She had not seen the shadow yet. Had the song of the birds told her it was coming? It had that look to me. Then the like of this must have happened before. Yes, there might be no doubt of that.
The shadow approached Joan slowly; the extremity of it reached her, flowed over her, clothed her in its awful splendor. In that immortal light her face, only humanly beautiful before, became divine; flooded with that transforming glory her mean peasant habit was become like to the raiment of the sun-clothed children of God as we see them thronging the terraces of the Throne in our dreams and imaginings.
Presently she rose and stood, with her head still bowed a little, and with her arms down and the ends of her fingers lightly laced together in front of her; and standing so, all drenched with that wonderful light, and yet apparently not knowing it, she seemed to listen-but I heard nothing. After a little she raised her head, and looked up as one might look up toward the face of a giant, and then clasped her hands and lifted them high, imploringly, and began to plead. I heard some of the words. I heard her say-
"But I am so young! oh, so young to leave my mother and my home and go out into the strange world to undertake a thing so great! Ah, how can I talk with men, be comrade with men?-soldiers! It would give me over to insult, and rude usage, and contempt. How can I go to the great wars, and lead armies?-I a girl, and ignorant of such things, knowing nothing of arms, nor how to mount a horse, nor ride it… Yet-if it is commanded-"
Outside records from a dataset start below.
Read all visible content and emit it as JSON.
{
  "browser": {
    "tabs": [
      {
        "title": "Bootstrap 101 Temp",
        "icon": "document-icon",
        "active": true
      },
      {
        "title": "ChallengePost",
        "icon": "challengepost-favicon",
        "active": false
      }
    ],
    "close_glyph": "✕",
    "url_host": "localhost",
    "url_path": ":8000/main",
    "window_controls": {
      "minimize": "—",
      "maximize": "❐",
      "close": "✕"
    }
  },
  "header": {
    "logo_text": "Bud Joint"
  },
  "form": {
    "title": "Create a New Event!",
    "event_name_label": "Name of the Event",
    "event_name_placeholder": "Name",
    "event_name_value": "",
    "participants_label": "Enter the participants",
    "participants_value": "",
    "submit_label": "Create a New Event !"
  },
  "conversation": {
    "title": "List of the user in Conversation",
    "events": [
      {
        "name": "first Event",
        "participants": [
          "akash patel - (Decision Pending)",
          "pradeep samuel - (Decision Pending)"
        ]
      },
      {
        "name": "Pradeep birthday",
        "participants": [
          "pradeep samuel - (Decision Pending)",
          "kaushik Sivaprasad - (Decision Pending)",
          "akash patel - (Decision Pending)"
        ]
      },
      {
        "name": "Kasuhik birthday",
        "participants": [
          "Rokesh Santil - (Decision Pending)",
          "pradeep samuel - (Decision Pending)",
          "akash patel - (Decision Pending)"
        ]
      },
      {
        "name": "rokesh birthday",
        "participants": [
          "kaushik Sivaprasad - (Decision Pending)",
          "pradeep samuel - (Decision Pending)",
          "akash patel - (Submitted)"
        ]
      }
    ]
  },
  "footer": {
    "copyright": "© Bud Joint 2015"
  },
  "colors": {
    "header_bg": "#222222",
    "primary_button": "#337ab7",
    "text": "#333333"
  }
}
Her voice sank a little, and was broken by sobs, and I made out no more of her words. Then I came to myself. I reflected that I had been intruding upon a mystery of God-and what might my punishment be? I was afraid, and went deeper into the wood. Then I carved a mark in the bark of a tree, saying to myself, it may be that I am dreaming and have not seen this vision at all. I will come again, when I know that I am awake and not dreaming, and see if this mark is still here; then I shall know.
Notice how detailed it is. Louis states the actual date, the location in detail, the weather, the birds acting in unison with Joan. Twain is making sure that the visions and voices Joan hears are true. There is no ambiguity for at least two reason I can think of.
First, Twain is telling us the complete divinity of Joan's claims are true. A modern writer would probably couch her visions and voices in ambiguity because the secular modernist couldn't quite believe it. He has to attribute it to psychology or coincidence or misunderstood science, if not to outright lies. And those secular modernists were already there in Twain's time. But Twain is clearly separating himself from them here. For all of Twain's personal antipathy toward organized religion, he is clearly separating himself here from the secular enlightenment. He is saying that Joan of Arc really communicated with the divine.
Second, and perhaps more important to the logic of the novel, Twain is showing us the truth against the falsified evidence against Joan at her trial. When she goes on trial later in the novel, we will know the truth, and we will feel the villainy of her accusers. Not only will we know the truth of her visions, but we will have her endeared in our hearts because she is clearly acting on behalf of God.